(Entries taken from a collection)
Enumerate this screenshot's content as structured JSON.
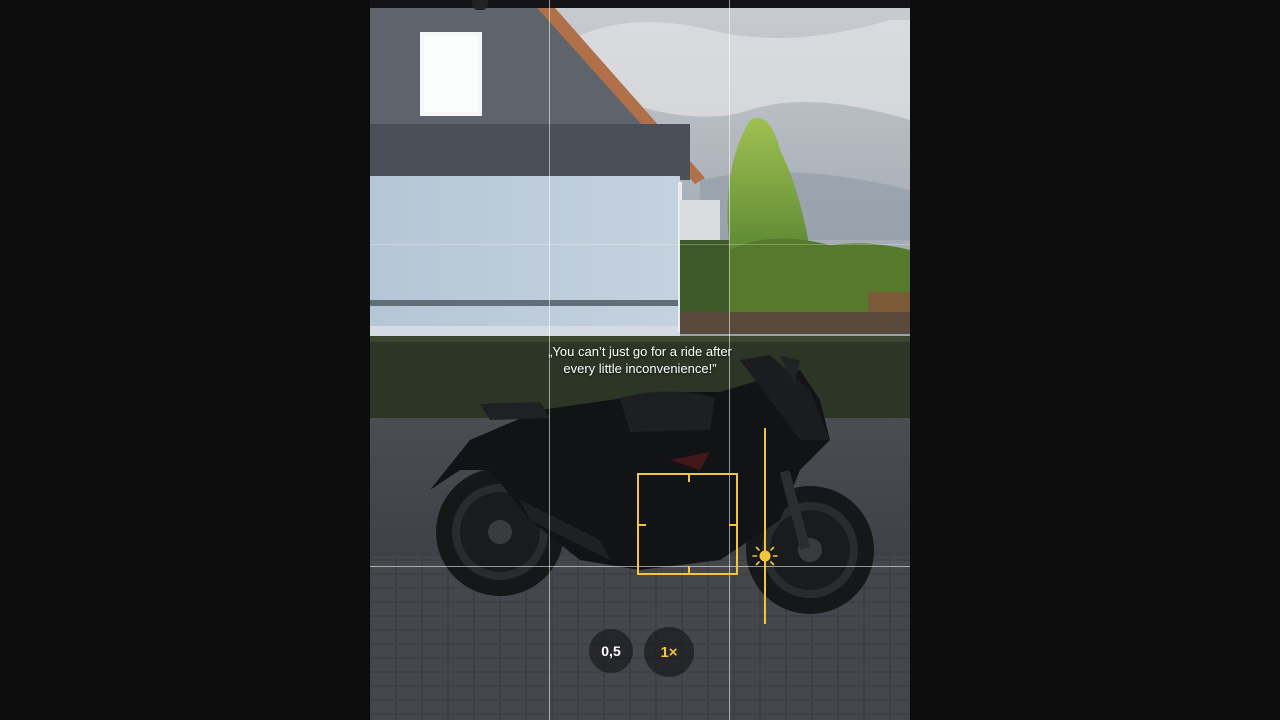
{
  "caption": {
    "line1": "„You can’t just go for a ride after",
    "line2": "every little inconvenience!”"
  },
  "zoom": {
    "ultrawide_label": "0,5",
    "standard_label": "1×",
    "active": "1×"
  },
  "colors": {
    "accent": "#f3c53a",
    "background": "#0d0d0e"
  },
  "icons": {
    "exposure": "sun-icon",
    "focus": "focus-square-icon"
  }
}
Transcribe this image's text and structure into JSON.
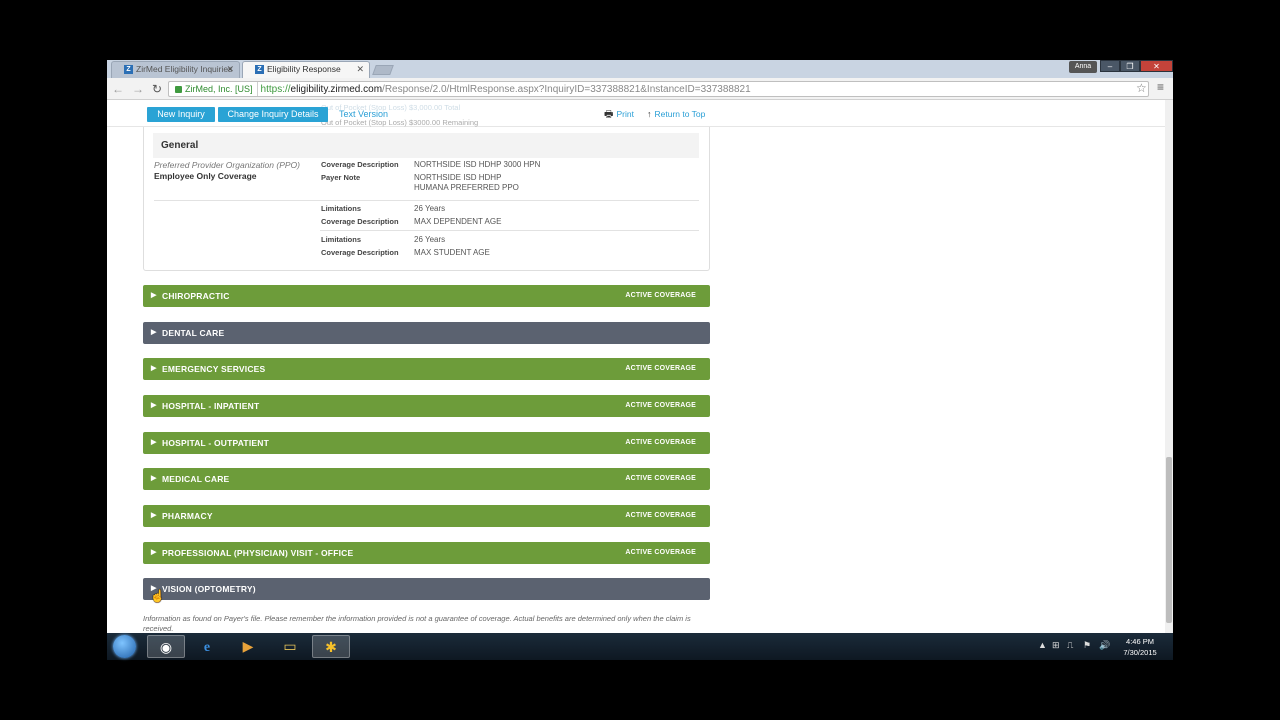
{
  "browser": {
    "tabs": [
      {
        "title": "ZirMed Eligibility Inquiries",
        "active": false
      },
      {
        "title": "Eligibility Response",
        "active": true
      }
    ],
    "user": "Anna",
    "ev_cert": "ZirMed, Inc. [US]",
    "url_scheme": "https://",
    "url_host": "eligibility.zirmed.com",
    "url_path": "/Response/2.0/HtmlResponse.aspx?InquiryID=337388821&InstanceID=337388821"
  },
  "toolbar": {
    "new_inquiry": "New Inquiry",
    "change_details": "Change Inquiry Details",
    "text_version": "Text Version",
    "print": "Print",
    "return_top": "Return to Top",
    "behind_text_1": "Out of Pocket (Stop Loss) $3,000.00 Total",
    "behind_text_2": "Out of Pocket (Stop Loss) $3000.00 Remaining"
  },
  "general": {
    "heading": "General",
    "plan_type": "Preferred Provider Organization (PPO)",
    "coverage_level": "Employee Only Coverage",
    "block1": [
      {
        "label": "Coverage Description",
        "value": "NORTHSIDE ISD HDHP 3000 HPN"
      },
      {
        "label": "Payer Note",
        "value": "NORTHSIDE ISD HDHP",
        "value2": "HUMANA PREFERRED PPO"
      }
    ],
    "block2": [
      {
        "label": "Limitations",
        "value": "26 Years"
      },
      {
        "label": "Coverage Description",
        "value": "MAX DEPENDENT AGE"
      }
    ],
    "block3": [
      {
        "label": "Limitations",
        "value": "26 Years"
      },
      {
        "label": "Coverage Description",
        "value": "MAX STUDENT AGE"
      }
    ]
  },
  "coverages": [
    {
      "name": "CHIROPRACTIC",
      "status": "ACTIVE COVERAGE",
      "color": "#6d9c3a"
    },
    {
      "name": "DENTAL CARE",
      "status": "",
      "color": "#5b6270"
    },
    {
      "name": "EMERGENCY SERVICES",
      "status": "ACTIVE COVERAGE",
      "color": "#6d9c3a"
    },
    {
      "name": "HOSPITAL - INPATIENT",
      "status": "ACTIVE COVERAGE",
      "color": "#6d9c3a"
    },
    {
      "name": "HOSPITAL - OUTPATIENT",
      "status": "ACTIVE COVERAGE",
      "color": "#6d9c3a"
    },
    {
      "name": "MEDICAL CARE",
      "status": "ACTIVE COVERAGE",
      "color": "#6d9c3a"
    },
    {
      "name": "PHARMACY",
      "status": "ACTIVE COVERAGE",
      "color": "#6d9c3a"
    },
    {
      "name": "PROFESSIONAL (PHYSICIAN) VISIT - OFFICE",
      "status": "ACTIVE COVERAGE",
      "color": "#6d9c3a"
    },
    {
      "name": "VISION (OPTOMETRY)",
      "status": "",
      "color": "#5b6270"
    }
  ],
  "disclaimer": "Information as found on Payer's file. Please remember the information provided is not a guarantee of coverage. Actual benefits are determined only when the claim is received.",
  "taskbar": {
    "time": "4:46 PM",
    "date": "7/30/2015",
    "apps": [
      "windows-start",
      "chrome-icon",
      "internet-explorer-icon",
      "media-player-icon",
      "file-explorer-icon",
      "zirmed-icon"
    ]
  }
}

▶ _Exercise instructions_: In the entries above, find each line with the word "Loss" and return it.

▶ _Answer to this task_:
    "behind_text_1": "Out of Pocket (Stop Loss) $3,000.00 Total",
    "behind_text_2": "Out of Pocket (Stop Loss) $3000.00 Remaining"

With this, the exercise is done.